WSDOT buys EV passenger vehicles as part of the Washington State EV Fleets Initiative
Gov. Inslee announced an update to the Washington State EV Fleets Initiative in January 2019, accelerating the target for state agencies to update their fleet vehicles. Under the update, at least 50% of all new state passenger vehicle purchases must be electric vehicles by 2020. EVs include BEVs and PHEVs.
This initiative is expected to help reduce vehicle operating costs and reduce greenhouse gas emissions. Gov. Inslee directed all state agencies to purchase electric vehicles instead of traditional internal combustion engine vehicles in applicable vehicle categories (namely passenger vehicles) unless there is not an EV option in the marketplace that meets the operational needs of the agency.
Nuts for Bolts program
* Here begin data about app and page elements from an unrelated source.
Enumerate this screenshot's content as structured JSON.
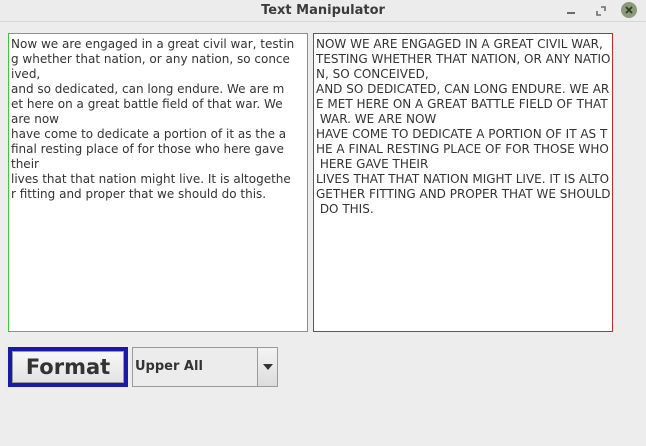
{
  "window": {
    "title": "Text Manipulator"
  },
  "input_text": "Now we are engaged in a great civil war, testin\ng whether that nation, or any nation, so conce\nived,\nand so dedicated, can long endure. We are m\net here on a great battle field of that war. We\nare now\nhave come to dedicate a portion of it as the a\nfinal resting place of for those who here gave\ntheir\nlives that that nation might live. It is altogethe\nr fitting and proper that we should do this.",
  "output_text": "NOW WE ARE ENGAGED IN A GREAT CIVIL WAR,\nTESTING WHETHER THAT NATION, OR ANY NATIO\nN, SO CONCEIVED,\nAND SO DEDICATED, CAN LONG ENDURE. WE AR\nE MET HERE ON A GREAT BATTLE FIELD OF THAT\n WAR. WE ARE NOW\nHAVE COME TO DEDICATE A PORTION OF IT AS T\nHE A FINAL RESTING PLACE OF FOR THOSE WHO\n HERE GAVE THEIR\nLIVES THAT THAT NATION MIGHT LIVE. IT IS ALTO\nGETHER FITTING AND PROPER THAT WE SHOULD\n DO THIS.",
  "controls": {
    "format_label": "Format",
    "mode_selected": "Upper All"
  },
  "colors": {
    "input_border": "#3ec83e",
    "output_border": "#c42b2b",
    "format_focus": "#1a1aa8"
  },
  "icons": {
    "minimize": "minimize-icon",
    "maximize": "maximize-icon",
    "close": "close-icon",
    "dropdown": "chevron-down-icon"
  }
}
To support the EV Fleets Initiative, WSDOT created the "Nuts for Bolts" program to encourage offices to volunteer to trade their state-owned gas vehicles for all-electric Chevrolet Bolts. As part of the program, electric vehicle charging stations were installed at WSDOT facilities to support the new Bolts if a charger was not already available. Since early 2018, 14 internal combustion engine vehicles have been replaced with Bolts at WSDOT facilities including Union Gap, Aberdeen, Port Angeles, and Everett.
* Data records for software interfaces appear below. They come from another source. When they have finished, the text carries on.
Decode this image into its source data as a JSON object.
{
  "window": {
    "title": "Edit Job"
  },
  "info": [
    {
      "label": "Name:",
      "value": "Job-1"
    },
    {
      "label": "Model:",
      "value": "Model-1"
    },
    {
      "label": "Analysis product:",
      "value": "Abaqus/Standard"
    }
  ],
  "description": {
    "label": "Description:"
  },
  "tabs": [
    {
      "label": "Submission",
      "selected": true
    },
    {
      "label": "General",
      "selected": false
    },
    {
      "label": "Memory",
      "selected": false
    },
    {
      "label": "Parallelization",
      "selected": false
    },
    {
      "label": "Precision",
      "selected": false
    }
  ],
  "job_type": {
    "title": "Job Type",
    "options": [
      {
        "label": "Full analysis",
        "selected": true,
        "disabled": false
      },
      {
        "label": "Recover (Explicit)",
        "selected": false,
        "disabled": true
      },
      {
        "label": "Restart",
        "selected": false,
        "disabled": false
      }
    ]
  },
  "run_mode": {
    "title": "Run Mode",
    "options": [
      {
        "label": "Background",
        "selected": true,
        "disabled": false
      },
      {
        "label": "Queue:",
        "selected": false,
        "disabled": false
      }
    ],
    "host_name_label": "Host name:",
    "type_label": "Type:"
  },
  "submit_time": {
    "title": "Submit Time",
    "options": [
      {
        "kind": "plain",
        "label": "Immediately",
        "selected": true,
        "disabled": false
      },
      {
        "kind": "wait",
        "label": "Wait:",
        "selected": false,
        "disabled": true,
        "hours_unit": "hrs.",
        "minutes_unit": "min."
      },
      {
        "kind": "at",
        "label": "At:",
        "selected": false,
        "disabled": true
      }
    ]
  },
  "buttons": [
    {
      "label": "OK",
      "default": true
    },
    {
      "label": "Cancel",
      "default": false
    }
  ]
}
WSDOT facilities add EV chargers across the state for agency vehicles
WSDOT has installed 36 EV charging stations at agency facilities around the state, with charging ports for up to 66 EVs. Another eight facilities will be live by July 2020, with charging ports for another 15 EVs. The agency is building this network to encourage staff to use newly purchased EVs for business travel. WSDOT charging stations are available for staff use in Aberdeen, Bainbridge Island, Burlington, Cle Elum, Olympia, Port Orchard, Seattle, Shoreline, Spokane, Tumwater, Union Gap, Vancouver and Wenatchee.
WSDOT decreases statewide passenger vehicle fleet by 18%
In an effort to reduce its environmental footprint, WSDOT reduced its statewide passenger vehicle fleet 18%, from 491 in 2013 to 401 in 2018. WSDOT also reduced the number of conventional vehicles in its fleet by 50%, from 409 in 2013 to 204 in 2018, while increasing purchases of EVs. As of 2018, plug-in hybrids and battery electric vehicles make up 17% of the fleet with 67 vehicles, up from one EV in 2013.